– If the sores are severe, persistent, accompanied by other symptoms, or interfere with eating and drinking.

7. Can mouth sores be a sign of oral cancer?
– While most mouth sores are harmless, some can be a sign of oral cancer. It is essential to get any persistent mouth sore checked by a professional.

8. How are mouth sores diagnosed?
– Diagnosis involves a thorough examination of the mouth and may include taking a biopsy or performing blood tests.

9. What treatment options are available for mouth sores?
– Treatment varies depending on the cause and may include topical medications, oral medications, antibiotics, antiviral drugs, or surgical intervention.

10. How can I prevent mouth sores?
– Maintaining good oral hygiene, avoiding triggering foods, managing stress, and protecting your mouth from injuries can help prevent mouth sores.

11. Can mouth sores be a symptom of an underlying health condition?
– Yes, mouth sores can sometimes indicate an underlying health condition such as a weakened immune system, nutritional deficiencies, or autoimmune diseases.

In conclusion, several healthcare providers can effectively treat mouth sores, including dentists, oral and maxillofacial surgeons, oral pathologists, general practitioners, dermatologists, infectious disease specialists, rheumatologists, allergists/immunologists, gastroenterologists, oncologists, and ENT specialists.

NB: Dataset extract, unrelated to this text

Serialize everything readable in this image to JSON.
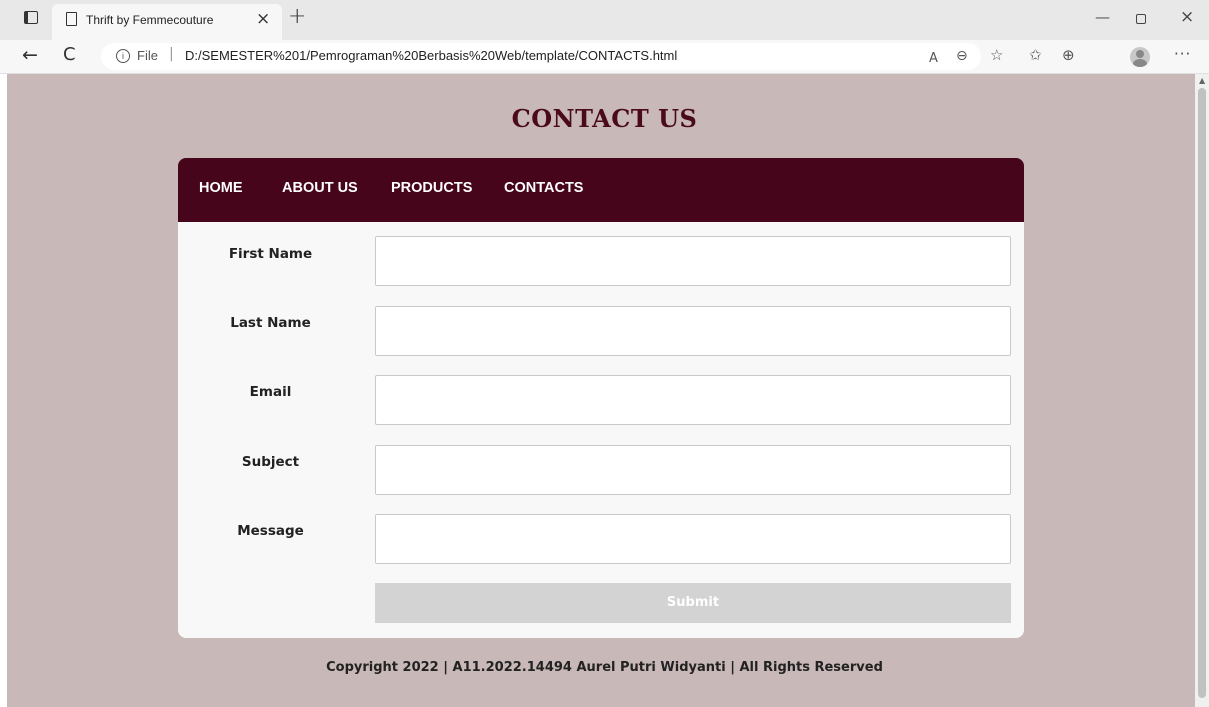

If you are experiencing persistent or severe mouth sores, it is best to seek professional advice to determine the cause and receive appropriate treatment.